What needs to be done:
Output all entries precisely and leave out the pictures.

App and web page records
== Segment start ==
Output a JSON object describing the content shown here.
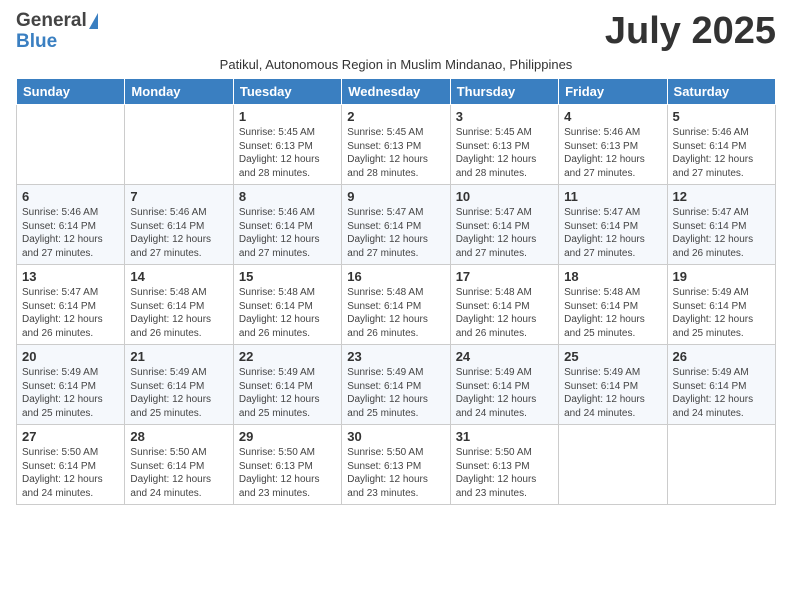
{
  "header": {
    "logo_general": "General",
    "logo_blue": "Blue",
    "month_title": "July 2025",
    "subtitle": "Patikul, Autonomous Region in Muslim Mindanao, Philippines"
  },
  "days_of_week": [
    "Sunday",
    "Monday",
    "Tuesday",
    "Wednesday",
    "Thursday",
    "Friday",
    "Saturday"
  ],
  "weeks": [
    [
      {
        "day": "",
        "info": ""
      },
      {
        "day": "",
        "info": ""
      },
      {
        "day": "1",
        "info": "Sunrise: 5:45 AM\nSunset: 6:13 PM\nDaylight: 12 hours and 28 minutes."
      },
      {
        "day": "2",
        "info": "Sunrise: 5:45 AM\nSunset: 6:13 PM\nDaylight: 12 hours and 28 minutes."
      },
      {
        "day": "3",
        "info": "Sunrise: 5:45 AM\nSunset: 6:13 PM\nDaylight: 12 hours and 28 minutes."
      },
      {
        "day": "4",
        "info": "Sunrise: 5:46 AM\nSunset: 6:13 PM\nDaylight: 12 hours and 27 minutes."
      },
      {
        "day": "5",
        "info": "Sunrise: 5:46 AM\nSunset: 6:14 PM\nDaylight: 12 hours and 27 minutes."
      }
    ],
    [
      {
        "day": "6",
        "info": "Sunrise: 5:46 AM\nSunset: 6:14 PM\nDaylight: 12 hours and 27 minutes."
      },
      {
        "day": "7",
        "info": "Sunrise: 5:46 AM\nSunset: 6:14 PM\nDaylight: 12 hours and 27 minutes."
      },
      {
        "day": "8",
        "info": "Sunrise: 5:46 AM\nSunset: 6:14 PM\nDaylight: 12 hours and 27 minutes."
      },
      {
        "day": "9",
        "info": "Sunrise: 5:47 AM\nSunset: 6:14 PM\nDaylight: 12 hours and 27 minutes."
      },
      {
        "day": "10",
        "info": "Sunrise: 5:47 AM\nSunset: 6:14 PM\nDaylight: 12 hours and 27 minutes."
      },
      {
        "day": "11",
        "info": "Sunrise: 5:47 AM\nSunset: 6:14 PM\nDaylight: 12 hours and 27 minutes."
      },
      {
        "day": "12",
        "info": "Sunrise: 5:47 AM\nSunset: 6:14 PM\nDaylight: 12 hours and 26 minutes."
      }
    ],
    [
      {
        "day": "13",
        "info": "Sunrise: 5:47 AM\nSunset: 6:14 PM\nDaylight: 12 hours and 26 minutes."
      },
      {
        "day": "14",
        "info": "Sunrise: 5:48 AM\nSunset: 6:14 PM\nDaylight: 12 hours and 26 minutes."
      },
      {
        "day": "15",
        "info": "Sunrise: 5:48 AM\nSunset: 6:14 PM\nDaylight: 12 hours and 26 minutes."
      },
      {
        "day": "16",
        "info": "Sunrise: 5:48 AM\nSunset: 6:14 PM\nDaylight: 12 hours and 26 minutes."
      },
      {
        "day": "17",
        "info": "Sunrise: 5:48 AM\nSunset: 6:14 PM\nDaylight: 12 hours and 26 minutes."
      },
      {
        "day": "18",
        "info": "Sunrise: 5:48 AM\nSunset: 6:14 PM\nDaylight: 12 hours and 25 minutes."
      },
      {
        "day": "19",
        "info": "Sunrise: 5:49 AM\nSunset: 6:14 PM\nDaylight: 12 hours and 25 minutes."
      }
    ],
    [
      {
        "day": "20",
        "info": "Sunrise: 5:49 AM\nSunset: 6:14 PM\nDaylight: 12 hours and 25 minutes."
      },
      {
        "day": "21",
        "info": "Sunrise: 5:49 AM\nSunset: 6:14 PM\nDaylight: 12 hours and 25 minutes."
      },
      {
        "day": "22",
        "info": "Sunrise: 5:49 AM\nSunset: 6:14 PM\nDaylight: 12 hours and 25 minutes."
      },
      {
        "day": "23",
        "info": "Sunrise: 5:49 AM\nSunset: 6:14 PM\nDaylight: 12 hours and 25 minutes."
      },
      {
        "day": "24",
        "info": "Sunrise: 5:49 AM\nSunset: 6:14 PM\nDaylight: 12 hours and 24 minutes."
      },
      {
        "day": "25",
        "info": "Sunrise: 5:49 AM\nSunset: 6:14 PM\nDaylight: 12 hours and 24 minutes."
      },
      {
        "day": "26",
        "info": "Sunrise: 5:49 AM\nSunset: 6:14 PM\nDaylight: 12 hours and 24 minutes."
      }
    ],
    [
      {
        "day": "27",
        "info": "Sunrise: 5:50 AM\nSunset: 6:14 PM\nDaylight: 12 hours and 24 minutes."
      },
      {
        "day": "28",
        "info": "Sunrise: 5:50 AM\nSunset: 6:14 PM\nDaylight: 12 hours and 24 minutes."
      },
      {
        "day": "29",
        "info": "Sunrise: 5:50 AM\nSunset: 6:13 PM\nDaylight: 12 hours and 23 minutes."
      },
      {
        "day": "30",
        "info": "Sunrise: 5:50 AM\nSunset: 6:13 PM\nDaylight: 12 hours and 23 minutes."
      },
      {
        "day": "31",
        "info": "Sunrise: 5:50 AM\nSunset: 6:13 PM\nDaylight: 12 hours and 23 minutes."
      },
      {
        "day": "",
        "info": ""
      },
      {
        "day": "",
        "info": ""
      }
    ]
  ]
}
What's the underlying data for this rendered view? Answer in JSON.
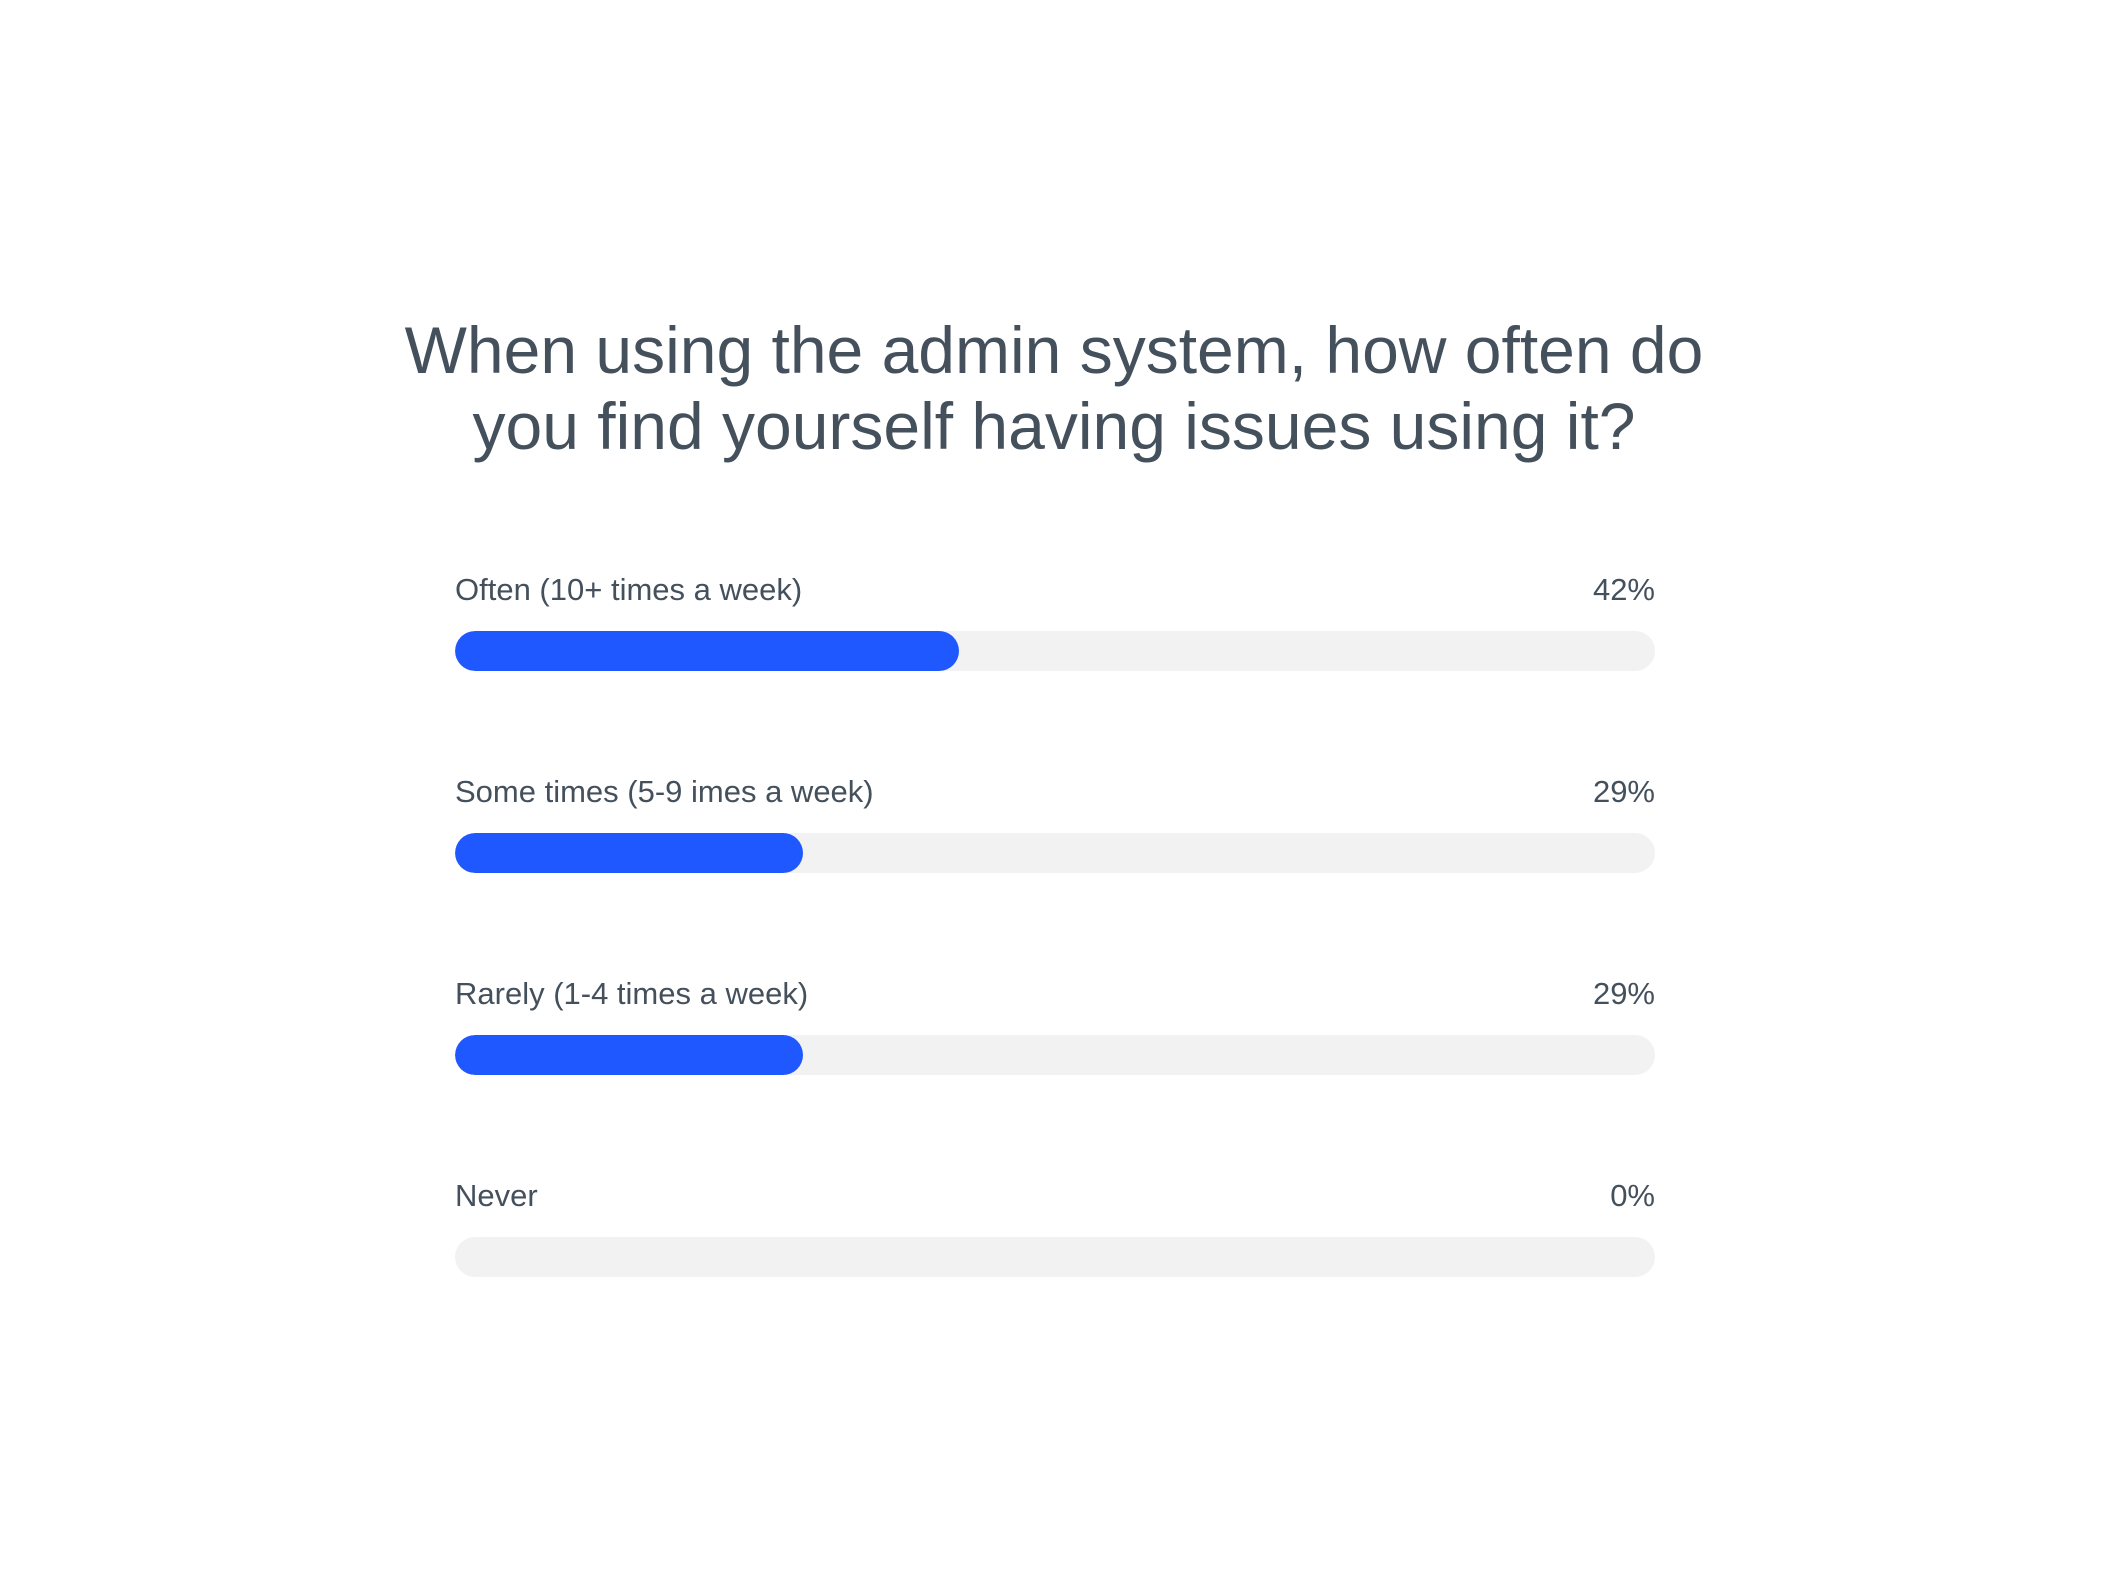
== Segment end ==
Response to the task:
Output a JSON object describing the content shown here.
{
  "header": {
    "logo_general": "General",
    "logo_blue": "Blue",
    "month_title": "July 2025",
    "subtitle": "Patikul, Autonomous Region in Muslim Mindanao, Philippines"
  },
  "days_of_week": [
    "Sunday",
    "Monday",
    "Tuesday",
    "Wednesday",
    "Thursday",
    "Friday",
    "Saturday"
  ],
  "weeks": [
    [
      {
        "day": "",
        "info": ""
      },
      {
        "day": "",
        "info": ""
      },
      {
        "day": "1",
        "info": "Sunrise: 5:45 AM\nSunset: 6:13 PM\nDaylight: 12 hours and 28 minutes."
      },
      {
        "day": "2",
        "info": "Sunrise: 5:45 AM\nSunset: 6:13 PM\nDaylight: 12 hours and 28 minutes."
      },
      {
        "day": "3",
        "info": "Sunrise: 5:45 AM\nSunset: 6:13 PM\nDaylight: 12 hours and 28 minutes."
      },
      {
        "day": "4",
        "info": "Sunrise: 5:46 AM\nSunset: 6:13 PM\nDaylight: 12 hours and 27 minutes."
      },
      {
        "day": "5",
        "info": "Sunrise: 5:46 AM\nSunset: 6:14 PM\nDaylight: 12 hours and 27 minutes."
      }
    ],
    [
      {
        "day": "6",
        "info": "Sunrise: 5:46 AM\nSunset: 6:14 PM\nDaylight: 12 hours and 27 minutes."
      },
      {
        "day": "7",
        "info": "Sunrise: 5:46 AM\nSunset: 6:14 PM\nDaylight: 12 hours and 27 minutes."
      },
      {
        "day": "8",
        "info": "Sunrise: 5:46 AM\nSunset: 6:14 PM\nDaylight: 12 hours and 27 minutes."
      },
      {
        "day": "9",
        "info": "Sunrise: 5:47 AM\nSunset: 6:14 PM\nDaylight: 12 hours and 27 minutes."
      },
      {
        "day": "10",
        "info": "Sunrise: 5:47 AM\nSunset: 6:14 PM\nDaylight: 12 hours and 27 minutes."
      },
      {
        "day": "11",
        "info": "Sunrise: 5:47 AM\nSunset: 6:14 PM\nDaylight: 12 hours and 27 minutes."
      },
      {
        "day": "12",
        "info": "Sunrise: 5:47 AM\nSunset: 6:14 PM\nDaylight: 12 hours and 26 minutes."
      }
    ],
    [
      {
        "day": "13",
        "info": "Sunrise: 5:47 AM\nSunset: 6:14 PM\nDaylight: 12 hours and 26 minutes."
      },
      {
        "day": "14",
        "info": "Sunrise: 5:48 AM\nSunset: 6:14 PM\nDaylight: 12 hours and 26 minutes."
      },
      {
        "day": "15",
        "info": "Sunrise: 5:48 AM\nSunset: 6:14 PM\nDaylight: 12 hours and 26 minutes."
      },
      {
        "day": "16",
        "info": "Sunrise: 5:48 AM\nSunset: 6:14 PM\nDaylight: 12 hours and 26 minutes."
      },
      {
        "day": "17",
        "info": "Sunrise: 5:48 AM\nSunset: 6:14 PM\nDaylight: 12 hours and 26 minutes."
      },
      {
        "day": "18",
        "info": "Sunrise: 5:48 AM\nSunset: 6:14 PM\nDaylight: 12 hours and 25 minutes."
      },
      {
        "day": "19",
        "info": "Sunrise: 5:49 AM\nSunset: 6:14 PM\nDaylight: 12 hours and 25 minutes."
      }
    ],
    [
      {
        "day": "20",
        "info": "Sunrise: 5:49 AM\nSunset: 6:14 PM\nDaylight: 12 hours and 25 minutes."
      },
      {
        "day": "21",
        "info": "Sunrise: 5:49 AM\nSunset: 6:14 PM\nDaylight: 12 hours and 25 minutes."
      },
      {
        "day": "22",
        "info": "Sunrise: 5:49 AM\nSunset: 6:14 PM\nDaylight: 12 hours and 25 minutes."
      },
      {
        "day": "23",
        "info": "Sunrise: 5:49 AM\nSunset: 6:14 PM\nDaylight: 12 hours and 25 minutes."
      },
      {
        "day": "24",
        "info": "Sunrise: 5:49 AM\nSunset: 6:14 PM\nDaylight: 12 hours and 24 minutes."
      },
      {
        "day": "25",
        "info": "Sunrise: 5:49 AM\nSunset: 6:14 PM\nDaylight: 12 hours and 24 minutes."
      },
      {
        "day": "26",
        "info": "Sunrise: 5:49 AM\nSunset: 6:14 PM\nDaylight: 12 hours and 24 minutes."
      }
    ],
    [
      {
        "day": "27",
        "info": "Sunrise: 5:50 AM\nSunset: 6:14 PM\nDaylight: 12 hours and 24 minutes."
      },
      {
        "day": "28",
        "info": "Sunrise: 5:50 AM\nSunset: 6:14 PM\nDaylight: 12 hours and 24 minutes."
      },
      {
        "day": "29",
        "info": "Sunrise: 5:50 AM\nSunset: 6:13 PM\nDaylight: 12 hours and 23 minutes."
      },
      {
        "day": "30",
        "info": "Sunrise: 5:50 AM\nSunset: 6:13 PM\nDaylight: 12 hours and 23 minutes."
      },
      {
        "day": "31",
        "info": "Sunrise: 5:50 AM\nSunset: 6:13 PM\nDaylight: 12 hours and 23 minutes."
      },
      {
        "day": "",
        "info": ""
      },
      {
        "day": "",
        "info": ""
      }
    ]
  ]
}
What's the underlying data for this rendered view? Answer in JSON.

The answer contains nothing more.